1. This is the literal translation of Daarut Tauhiid’s designated term wisata rohani. Corporate trainees were managed by two different corporate entities within Daarut Tauhiid.
2. I translate this from the Indonesian language used during MQ Training. However, all referenced passages of the Qur’an are from Ali (1983).
3. See Kugle (2007) and Gianotti (2001) for a detailed account of the moral psychology of the heart in Sufism.
4. Hirschkind (2006) describes the necessary cultivation of affective and moral dispositions of the heart.
5. Geroulanos 2014; Kloos 2014; Lakoff 2005; Luhrmann 2001; Martin 2007; Rose 1996.
6. Hefner 2005; Hirschkind 2006; Jones 2010a; Mahmood 2005; Masquelier 2009; Peletz 2002, 2013; Schielke 2009; Schulz 2006; Soares and Osella 2009.
7. Hansen 1999; Hefner 2000; Navaro-Yashin 2002; Özyürek 2006; Pandey 2006; Peletz 2013.
8. Cushman 1995; Danziger 1990; Stearns 1994.
9. W. Anderson 2008; Good et al. 2008; Mahone and Vaughan 2007; Pols 2007.
10. Nandy was indebted, of course, to postcolonial theorists such as Frantz Fanon, Albert Memmi, and others. I also draw from more recent work by medical anthropologists working on psychology and postcolonial subjectivities, e.g., Good et al. (2008).
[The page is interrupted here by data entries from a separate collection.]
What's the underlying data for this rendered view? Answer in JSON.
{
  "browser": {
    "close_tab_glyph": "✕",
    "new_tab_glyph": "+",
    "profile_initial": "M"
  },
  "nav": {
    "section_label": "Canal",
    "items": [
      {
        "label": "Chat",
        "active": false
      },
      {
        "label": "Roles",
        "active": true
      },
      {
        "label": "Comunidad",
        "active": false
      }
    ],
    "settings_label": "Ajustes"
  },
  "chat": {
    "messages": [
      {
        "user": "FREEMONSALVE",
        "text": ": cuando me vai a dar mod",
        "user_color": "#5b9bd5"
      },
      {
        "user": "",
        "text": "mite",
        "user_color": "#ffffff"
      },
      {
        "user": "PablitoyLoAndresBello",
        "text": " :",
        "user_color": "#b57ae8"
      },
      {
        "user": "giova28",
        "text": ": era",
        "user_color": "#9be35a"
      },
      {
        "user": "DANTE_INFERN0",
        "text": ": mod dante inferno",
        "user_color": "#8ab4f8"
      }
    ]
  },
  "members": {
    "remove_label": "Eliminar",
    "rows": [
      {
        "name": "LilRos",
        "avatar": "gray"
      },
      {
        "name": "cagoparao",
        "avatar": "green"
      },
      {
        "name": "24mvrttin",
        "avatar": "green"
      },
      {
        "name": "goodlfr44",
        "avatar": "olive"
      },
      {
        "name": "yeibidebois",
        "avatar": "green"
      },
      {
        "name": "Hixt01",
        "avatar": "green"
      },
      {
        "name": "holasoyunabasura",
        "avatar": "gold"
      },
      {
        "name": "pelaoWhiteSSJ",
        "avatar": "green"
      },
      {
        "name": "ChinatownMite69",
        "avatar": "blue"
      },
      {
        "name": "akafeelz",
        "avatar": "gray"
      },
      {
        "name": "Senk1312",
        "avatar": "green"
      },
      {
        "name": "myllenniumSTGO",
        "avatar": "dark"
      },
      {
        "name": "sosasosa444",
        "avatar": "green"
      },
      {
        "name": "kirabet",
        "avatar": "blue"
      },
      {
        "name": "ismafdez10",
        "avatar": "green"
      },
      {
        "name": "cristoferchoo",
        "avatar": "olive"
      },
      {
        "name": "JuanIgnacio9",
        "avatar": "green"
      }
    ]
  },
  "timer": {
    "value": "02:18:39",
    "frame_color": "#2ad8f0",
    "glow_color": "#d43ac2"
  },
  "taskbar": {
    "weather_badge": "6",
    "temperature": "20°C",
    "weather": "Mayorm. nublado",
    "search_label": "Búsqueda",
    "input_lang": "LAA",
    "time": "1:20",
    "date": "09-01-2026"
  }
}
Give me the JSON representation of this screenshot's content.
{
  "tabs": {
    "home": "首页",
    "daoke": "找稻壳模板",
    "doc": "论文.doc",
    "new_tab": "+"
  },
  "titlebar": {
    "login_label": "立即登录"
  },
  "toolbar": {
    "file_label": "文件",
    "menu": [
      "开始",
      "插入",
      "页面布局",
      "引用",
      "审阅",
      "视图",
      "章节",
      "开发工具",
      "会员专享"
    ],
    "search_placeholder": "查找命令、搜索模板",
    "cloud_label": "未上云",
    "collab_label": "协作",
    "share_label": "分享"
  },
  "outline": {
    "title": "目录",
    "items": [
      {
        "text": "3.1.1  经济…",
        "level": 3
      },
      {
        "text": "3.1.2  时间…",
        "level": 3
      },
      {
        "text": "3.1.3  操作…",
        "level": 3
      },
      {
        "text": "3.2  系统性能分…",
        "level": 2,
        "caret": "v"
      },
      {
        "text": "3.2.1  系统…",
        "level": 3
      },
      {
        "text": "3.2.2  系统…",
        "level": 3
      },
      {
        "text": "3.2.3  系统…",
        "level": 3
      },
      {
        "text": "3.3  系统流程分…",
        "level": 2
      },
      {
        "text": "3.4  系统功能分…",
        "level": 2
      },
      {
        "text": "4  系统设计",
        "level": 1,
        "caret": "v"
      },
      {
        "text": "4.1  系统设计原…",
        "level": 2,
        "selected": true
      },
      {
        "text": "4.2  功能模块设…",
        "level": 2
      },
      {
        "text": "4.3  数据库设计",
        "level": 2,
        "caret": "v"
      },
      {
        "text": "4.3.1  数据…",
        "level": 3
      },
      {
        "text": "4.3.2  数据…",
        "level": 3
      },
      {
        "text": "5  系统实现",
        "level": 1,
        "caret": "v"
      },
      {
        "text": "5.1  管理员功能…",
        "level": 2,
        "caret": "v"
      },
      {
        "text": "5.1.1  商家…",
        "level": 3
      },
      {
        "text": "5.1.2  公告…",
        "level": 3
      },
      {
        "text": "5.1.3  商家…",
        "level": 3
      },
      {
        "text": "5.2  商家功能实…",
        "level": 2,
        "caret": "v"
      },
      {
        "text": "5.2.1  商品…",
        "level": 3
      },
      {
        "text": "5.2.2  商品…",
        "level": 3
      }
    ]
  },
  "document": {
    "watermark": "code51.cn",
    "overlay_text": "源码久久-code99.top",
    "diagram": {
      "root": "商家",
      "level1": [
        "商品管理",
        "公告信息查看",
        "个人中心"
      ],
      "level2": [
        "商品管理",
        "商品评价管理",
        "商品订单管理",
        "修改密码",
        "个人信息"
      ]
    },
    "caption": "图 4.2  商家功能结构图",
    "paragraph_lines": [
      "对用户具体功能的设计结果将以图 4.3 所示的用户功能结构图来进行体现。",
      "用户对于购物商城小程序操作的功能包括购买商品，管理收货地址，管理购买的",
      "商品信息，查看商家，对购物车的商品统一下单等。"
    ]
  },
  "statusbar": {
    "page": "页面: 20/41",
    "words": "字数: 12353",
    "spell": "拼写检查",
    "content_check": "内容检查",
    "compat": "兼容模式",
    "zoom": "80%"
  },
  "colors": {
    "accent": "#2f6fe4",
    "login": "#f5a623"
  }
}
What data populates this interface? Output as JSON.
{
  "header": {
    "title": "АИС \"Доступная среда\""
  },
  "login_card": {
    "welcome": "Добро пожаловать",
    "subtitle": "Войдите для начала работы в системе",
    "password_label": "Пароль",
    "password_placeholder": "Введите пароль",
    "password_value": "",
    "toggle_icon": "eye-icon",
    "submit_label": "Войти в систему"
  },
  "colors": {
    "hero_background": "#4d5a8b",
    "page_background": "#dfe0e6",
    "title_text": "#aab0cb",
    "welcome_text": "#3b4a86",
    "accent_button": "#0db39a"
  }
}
11. Aspinall 2013; Brenner 1998; Fealy 2008; George 1998; Hefner 2005; Heryanto 2014; Howell 2008; Jones 2010a, 2010c; Menchik 2014; Rinaldo 2013; Rudnyckyj 2010; Sasono 2010; Smith-Hefner 2007; Weintraub 2011; Widodo 2008.